This video is about Arctic wildlife.
By Louis Girard in Canada:
Canada’s “Northern Strategy” and the militarization of the Arctic
10 September 2010
Since assuming power in 2006, the Conservative government of Stephen Harper has made the assertion of Canadian capitalist interests in the Arctic region a priority. Harper has made five visits to the Arctic since taking office, including a five-day tour late last month.
The Canadian ruling elite, like those of the neighbouring Arctic Ocean coastal states, views the melting of the Polar ice cap, due in part to global warming, as an opportunity to make huge profits. Competition for control over the region’s lucrative resources has exploded in recent years.
Canada’s Far North comprises a full 40 percent of the country’s landmass. It is the site of immense energy resources, which have become increasingly accessible as the Arctic sea ice melts. The region is thought to have the equivalent of 90 billion barrels of oil and as much as a quarter of the world’s yet to be discovered oil and natural gas.
Melting of the permanent ice is also opening up a new intercontinental maritime route, the famed Northwest Passage, which by shortening the distance to be travelled between Europe and the Asian Pacific, will allow shipping companies to save substantial transportation costs. For the country that controls the Passage, this would be a highly valuable asset.
Harper’s Arctic visit was the occasion for his government to seek a rapprochement with the US, in order to promote Canadian interests in the Arctic in opposition to Russian claims in the area. …
But the policy is fraught with contradictions. Despite the policy paper’s claim that “Canada does not anticipate any military challenges in the Arctic,” the immensity of the natural resources coming into play is inevitably pushing both medium and great powers—including the United States, Russia, Canada, Denmark and Norway—to develop their military presence in this region.
Russia and Norway have signed an accord which agreed their border in the energy-rich Barents Sea: here.
This is a Dutch TV video on the Norwegian-Russian agreement.
The foreign ministers of Russia and Canada are shaping up for a battle over their respective countries’ rival claims to Arctic resources: here.
NATO Arctic Security And Canadian Sovereignty In The Far North: here.
The Netherlands and the Arctic: here. And here.
This video from Alaska is called Arctic National Wildlife Refuge 50th Anniversary Video Trailer – Caption Version.
Beautiful footage of Arctic glaciers – disappearing due to warming waters VIDEO: here.
Spring Cleaning in the Arctic: Putin’s Environmental Action Plan for the Far North: here.
New blog post from the Arctic: There are only two tree species in this tundra “forest”: here.
David B. Williams, Climate Story Tellers: “Something strange happened in the Soviet Union and the United States in the 1950s. During a period when both countries were focused intently on space, nuclear weapons, and post-war development, two environmental issues made national headlines.
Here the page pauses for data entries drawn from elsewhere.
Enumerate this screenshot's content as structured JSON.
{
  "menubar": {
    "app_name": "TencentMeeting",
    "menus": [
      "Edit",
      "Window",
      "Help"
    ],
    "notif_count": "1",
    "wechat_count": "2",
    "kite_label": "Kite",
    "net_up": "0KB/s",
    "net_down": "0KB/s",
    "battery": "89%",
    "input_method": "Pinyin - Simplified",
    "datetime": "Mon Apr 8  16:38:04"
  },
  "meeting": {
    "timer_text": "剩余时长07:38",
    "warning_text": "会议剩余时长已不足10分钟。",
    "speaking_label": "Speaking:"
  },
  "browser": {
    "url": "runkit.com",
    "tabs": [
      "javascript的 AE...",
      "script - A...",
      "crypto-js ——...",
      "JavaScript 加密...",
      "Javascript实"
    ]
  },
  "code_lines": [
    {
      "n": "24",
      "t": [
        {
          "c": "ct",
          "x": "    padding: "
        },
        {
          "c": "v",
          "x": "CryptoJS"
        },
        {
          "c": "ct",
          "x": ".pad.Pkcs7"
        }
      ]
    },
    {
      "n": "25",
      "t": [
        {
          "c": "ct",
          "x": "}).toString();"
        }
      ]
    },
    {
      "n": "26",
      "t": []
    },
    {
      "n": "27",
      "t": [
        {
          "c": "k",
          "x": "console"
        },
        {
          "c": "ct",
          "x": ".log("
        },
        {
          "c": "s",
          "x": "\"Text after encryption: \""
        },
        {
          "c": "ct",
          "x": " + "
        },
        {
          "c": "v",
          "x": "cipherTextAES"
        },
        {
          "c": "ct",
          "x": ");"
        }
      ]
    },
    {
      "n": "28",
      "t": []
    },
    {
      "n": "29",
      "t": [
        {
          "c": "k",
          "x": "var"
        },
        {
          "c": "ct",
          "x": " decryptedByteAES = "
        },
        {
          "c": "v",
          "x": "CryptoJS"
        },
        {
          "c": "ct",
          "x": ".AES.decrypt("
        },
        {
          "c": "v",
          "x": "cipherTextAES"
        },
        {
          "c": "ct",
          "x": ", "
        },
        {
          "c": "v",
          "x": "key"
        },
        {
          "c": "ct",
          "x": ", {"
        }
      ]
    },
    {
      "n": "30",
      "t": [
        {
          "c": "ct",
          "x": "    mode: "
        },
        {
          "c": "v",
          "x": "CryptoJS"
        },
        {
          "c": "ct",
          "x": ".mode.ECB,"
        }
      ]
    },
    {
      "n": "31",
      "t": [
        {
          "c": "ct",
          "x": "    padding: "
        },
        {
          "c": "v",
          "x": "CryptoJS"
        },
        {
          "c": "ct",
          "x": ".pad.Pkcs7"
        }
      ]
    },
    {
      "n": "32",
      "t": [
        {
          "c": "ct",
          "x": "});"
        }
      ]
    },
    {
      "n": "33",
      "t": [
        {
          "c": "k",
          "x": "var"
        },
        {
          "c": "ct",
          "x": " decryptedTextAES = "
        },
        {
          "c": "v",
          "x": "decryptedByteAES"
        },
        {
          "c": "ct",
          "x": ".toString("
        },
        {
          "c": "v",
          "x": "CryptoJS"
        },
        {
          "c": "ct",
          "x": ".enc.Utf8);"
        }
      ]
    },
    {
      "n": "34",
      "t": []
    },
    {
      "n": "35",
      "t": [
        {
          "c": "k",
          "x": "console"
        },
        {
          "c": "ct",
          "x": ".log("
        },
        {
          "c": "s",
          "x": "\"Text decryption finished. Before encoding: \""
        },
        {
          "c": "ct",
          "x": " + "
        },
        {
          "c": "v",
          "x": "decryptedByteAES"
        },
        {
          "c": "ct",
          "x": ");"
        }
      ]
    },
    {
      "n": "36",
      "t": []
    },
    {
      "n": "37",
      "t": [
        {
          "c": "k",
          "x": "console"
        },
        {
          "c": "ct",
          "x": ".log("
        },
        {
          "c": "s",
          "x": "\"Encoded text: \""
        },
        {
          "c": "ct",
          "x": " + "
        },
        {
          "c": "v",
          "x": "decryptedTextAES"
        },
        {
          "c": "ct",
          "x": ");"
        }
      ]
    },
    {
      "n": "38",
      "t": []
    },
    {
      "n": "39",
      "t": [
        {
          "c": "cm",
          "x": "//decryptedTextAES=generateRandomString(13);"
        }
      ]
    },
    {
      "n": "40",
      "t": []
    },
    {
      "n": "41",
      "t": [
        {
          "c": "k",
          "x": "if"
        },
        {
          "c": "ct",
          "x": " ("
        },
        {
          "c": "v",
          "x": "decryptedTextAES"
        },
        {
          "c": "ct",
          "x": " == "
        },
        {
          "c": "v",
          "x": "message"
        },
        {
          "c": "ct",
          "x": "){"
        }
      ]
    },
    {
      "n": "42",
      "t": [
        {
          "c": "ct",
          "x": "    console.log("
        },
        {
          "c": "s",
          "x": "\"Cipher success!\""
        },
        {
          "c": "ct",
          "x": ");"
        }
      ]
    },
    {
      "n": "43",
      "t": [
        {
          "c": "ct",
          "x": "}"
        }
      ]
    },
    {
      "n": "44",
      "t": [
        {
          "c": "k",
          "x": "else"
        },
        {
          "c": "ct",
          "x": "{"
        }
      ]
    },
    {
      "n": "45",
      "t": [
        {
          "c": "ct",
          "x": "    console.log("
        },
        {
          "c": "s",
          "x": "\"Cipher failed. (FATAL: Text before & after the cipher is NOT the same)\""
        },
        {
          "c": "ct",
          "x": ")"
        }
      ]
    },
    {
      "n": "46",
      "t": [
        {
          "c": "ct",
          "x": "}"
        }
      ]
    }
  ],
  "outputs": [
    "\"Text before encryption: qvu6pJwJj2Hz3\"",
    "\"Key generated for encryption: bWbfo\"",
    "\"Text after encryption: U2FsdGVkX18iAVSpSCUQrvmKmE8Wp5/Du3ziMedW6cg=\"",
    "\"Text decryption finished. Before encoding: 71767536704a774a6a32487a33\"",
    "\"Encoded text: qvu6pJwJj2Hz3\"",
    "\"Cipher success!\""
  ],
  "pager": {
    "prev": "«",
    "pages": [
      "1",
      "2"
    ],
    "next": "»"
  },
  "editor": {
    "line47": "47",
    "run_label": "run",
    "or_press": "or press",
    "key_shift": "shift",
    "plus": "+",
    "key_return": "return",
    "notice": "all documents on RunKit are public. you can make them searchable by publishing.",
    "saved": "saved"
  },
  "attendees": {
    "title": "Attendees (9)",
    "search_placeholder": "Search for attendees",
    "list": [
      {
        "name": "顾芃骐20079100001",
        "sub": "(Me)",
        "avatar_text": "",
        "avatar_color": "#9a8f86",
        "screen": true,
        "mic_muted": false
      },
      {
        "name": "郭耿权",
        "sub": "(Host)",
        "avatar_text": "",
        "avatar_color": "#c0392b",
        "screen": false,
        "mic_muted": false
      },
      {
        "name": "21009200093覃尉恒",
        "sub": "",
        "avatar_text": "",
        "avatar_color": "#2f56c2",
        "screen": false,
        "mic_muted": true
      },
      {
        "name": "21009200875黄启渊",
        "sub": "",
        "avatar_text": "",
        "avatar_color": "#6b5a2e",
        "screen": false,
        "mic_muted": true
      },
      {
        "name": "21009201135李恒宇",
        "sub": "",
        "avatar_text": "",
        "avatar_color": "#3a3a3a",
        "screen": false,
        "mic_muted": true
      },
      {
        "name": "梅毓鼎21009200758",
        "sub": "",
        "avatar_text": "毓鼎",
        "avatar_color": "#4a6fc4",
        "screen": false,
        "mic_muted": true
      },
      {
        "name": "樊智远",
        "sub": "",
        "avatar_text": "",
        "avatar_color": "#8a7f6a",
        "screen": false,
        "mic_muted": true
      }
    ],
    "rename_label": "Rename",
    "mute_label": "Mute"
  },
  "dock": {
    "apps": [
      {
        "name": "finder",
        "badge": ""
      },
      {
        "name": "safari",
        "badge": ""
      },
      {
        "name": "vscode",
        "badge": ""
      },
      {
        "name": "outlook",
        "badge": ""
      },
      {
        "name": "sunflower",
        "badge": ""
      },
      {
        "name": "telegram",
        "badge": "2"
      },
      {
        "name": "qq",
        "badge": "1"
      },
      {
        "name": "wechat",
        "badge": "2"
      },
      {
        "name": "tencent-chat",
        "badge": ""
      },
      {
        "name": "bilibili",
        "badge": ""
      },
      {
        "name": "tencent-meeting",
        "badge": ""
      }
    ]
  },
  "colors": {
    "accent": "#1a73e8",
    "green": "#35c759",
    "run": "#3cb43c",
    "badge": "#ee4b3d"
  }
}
Even stranger, the places that attracted attention were thousands of miles from either of the political centers in Moscow or Washington, D.C., in some of the most isolated parts of each country. Against these odds, however, Lake Baikal and what later became known as the Arctic National Wildlife Refuge transcended politics and geography to emerge as powerful environmental symbols”: here.
Check out these amazing photos of creatures under the Arctic sea ice of the White Sea: here.
WikiLeaks+Greenpeace+BBC documentary on Arctic carveup released: here.
Denmark plans to lay claim to the North Pole and other areas in the Arctic, where melting ice is uncovering new shipping routes, fishing grounds and drilling opportunities for oil and gas, according to a government document leaked on Tuesday: here.
Is the scramble over the North Pole back on? Here.
Stunning Images of Canadian Arctic: here.